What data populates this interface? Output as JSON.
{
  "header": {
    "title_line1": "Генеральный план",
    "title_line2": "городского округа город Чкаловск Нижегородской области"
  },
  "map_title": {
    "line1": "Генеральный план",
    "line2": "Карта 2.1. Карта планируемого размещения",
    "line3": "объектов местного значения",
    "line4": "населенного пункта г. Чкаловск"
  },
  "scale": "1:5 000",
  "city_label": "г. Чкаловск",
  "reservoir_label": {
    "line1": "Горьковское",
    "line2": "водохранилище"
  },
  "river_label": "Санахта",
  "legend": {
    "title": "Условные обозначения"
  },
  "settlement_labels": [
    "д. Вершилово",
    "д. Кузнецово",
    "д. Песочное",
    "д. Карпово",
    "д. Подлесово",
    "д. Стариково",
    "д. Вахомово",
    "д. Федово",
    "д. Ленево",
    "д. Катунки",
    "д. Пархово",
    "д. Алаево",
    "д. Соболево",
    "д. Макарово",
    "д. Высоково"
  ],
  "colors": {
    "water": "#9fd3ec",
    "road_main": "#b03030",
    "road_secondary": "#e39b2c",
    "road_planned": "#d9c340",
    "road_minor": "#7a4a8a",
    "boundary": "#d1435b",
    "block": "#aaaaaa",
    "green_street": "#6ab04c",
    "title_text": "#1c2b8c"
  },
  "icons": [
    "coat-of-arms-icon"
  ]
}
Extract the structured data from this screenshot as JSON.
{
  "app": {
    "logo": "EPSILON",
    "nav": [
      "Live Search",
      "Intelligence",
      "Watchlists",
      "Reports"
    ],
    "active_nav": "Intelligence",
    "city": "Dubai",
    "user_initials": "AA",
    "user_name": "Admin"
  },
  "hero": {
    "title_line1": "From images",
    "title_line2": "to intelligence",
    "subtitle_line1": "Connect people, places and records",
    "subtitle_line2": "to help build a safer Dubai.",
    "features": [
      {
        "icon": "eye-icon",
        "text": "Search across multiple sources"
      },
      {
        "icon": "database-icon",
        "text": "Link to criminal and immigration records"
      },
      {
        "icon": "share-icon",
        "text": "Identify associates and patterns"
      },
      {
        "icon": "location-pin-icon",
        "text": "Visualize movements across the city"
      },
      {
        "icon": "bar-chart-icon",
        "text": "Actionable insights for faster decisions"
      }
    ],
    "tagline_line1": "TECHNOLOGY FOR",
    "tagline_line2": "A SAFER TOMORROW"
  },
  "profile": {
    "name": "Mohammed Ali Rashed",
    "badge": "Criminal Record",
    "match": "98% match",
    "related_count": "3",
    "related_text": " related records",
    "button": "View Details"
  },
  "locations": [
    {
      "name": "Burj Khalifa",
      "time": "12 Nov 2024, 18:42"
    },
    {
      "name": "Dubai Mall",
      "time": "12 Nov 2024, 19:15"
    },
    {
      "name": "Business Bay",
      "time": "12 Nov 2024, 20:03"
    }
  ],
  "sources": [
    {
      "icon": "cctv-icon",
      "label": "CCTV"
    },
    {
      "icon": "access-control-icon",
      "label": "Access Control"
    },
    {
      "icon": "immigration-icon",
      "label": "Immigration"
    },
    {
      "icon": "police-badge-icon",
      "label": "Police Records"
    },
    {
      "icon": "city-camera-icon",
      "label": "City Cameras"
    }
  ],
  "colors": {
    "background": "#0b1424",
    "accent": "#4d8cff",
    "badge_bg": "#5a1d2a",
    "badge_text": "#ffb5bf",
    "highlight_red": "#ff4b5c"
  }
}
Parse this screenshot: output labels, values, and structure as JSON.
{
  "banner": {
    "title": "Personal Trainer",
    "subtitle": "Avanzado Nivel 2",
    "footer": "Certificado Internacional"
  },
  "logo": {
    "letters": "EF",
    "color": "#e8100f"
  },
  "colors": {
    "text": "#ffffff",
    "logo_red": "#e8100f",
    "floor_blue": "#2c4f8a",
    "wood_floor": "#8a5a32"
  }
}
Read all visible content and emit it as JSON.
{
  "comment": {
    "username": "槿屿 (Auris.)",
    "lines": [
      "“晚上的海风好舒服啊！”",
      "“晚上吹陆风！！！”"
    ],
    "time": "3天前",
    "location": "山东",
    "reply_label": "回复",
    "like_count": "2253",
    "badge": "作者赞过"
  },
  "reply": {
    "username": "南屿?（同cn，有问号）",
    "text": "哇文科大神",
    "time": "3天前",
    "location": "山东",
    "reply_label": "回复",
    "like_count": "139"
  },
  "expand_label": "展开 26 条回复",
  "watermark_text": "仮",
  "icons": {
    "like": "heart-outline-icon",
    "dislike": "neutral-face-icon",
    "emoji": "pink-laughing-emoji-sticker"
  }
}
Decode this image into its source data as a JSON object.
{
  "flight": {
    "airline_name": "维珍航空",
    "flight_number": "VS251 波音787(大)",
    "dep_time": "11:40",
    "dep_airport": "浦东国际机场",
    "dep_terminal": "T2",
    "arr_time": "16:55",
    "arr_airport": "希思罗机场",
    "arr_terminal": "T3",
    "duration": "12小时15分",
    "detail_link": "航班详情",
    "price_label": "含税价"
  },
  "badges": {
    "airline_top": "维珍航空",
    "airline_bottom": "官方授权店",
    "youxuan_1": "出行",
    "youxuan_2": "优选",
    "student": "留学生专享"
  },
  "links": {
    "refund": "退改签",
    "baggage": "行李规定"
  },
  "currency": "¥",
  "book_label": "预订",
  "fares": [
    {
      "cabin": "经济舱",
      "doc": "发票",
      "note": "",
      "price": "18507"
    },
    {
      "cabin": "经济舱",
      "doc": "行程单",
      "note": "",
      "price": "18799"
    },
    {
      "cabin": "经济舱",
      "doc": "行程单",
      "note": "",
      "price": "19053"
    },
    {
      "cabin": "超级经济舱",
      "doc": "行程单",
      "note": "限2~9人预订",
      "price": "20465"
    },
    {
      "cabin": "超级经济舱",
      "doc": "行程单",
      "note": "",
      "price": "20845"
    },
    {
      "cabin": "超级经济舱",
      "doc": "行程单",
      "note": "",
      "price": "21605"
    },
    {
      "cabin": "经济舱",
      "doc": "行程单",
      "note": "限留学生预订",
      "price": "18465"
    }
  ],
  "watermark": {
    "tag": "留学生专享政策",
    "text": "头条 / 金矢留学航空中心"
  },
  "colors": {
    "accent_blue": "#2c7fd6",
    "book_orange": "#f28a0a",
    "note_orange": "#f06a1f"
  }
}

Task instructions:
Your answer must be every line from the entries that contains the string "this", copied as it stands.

Response box:
What data populates this interface? Output as JSON.
Extract the structured data from this screenshot as JSON.
Parse this screenshot: output labels, values, and structure as JSON.
Decode this image into its source data as a JSON object.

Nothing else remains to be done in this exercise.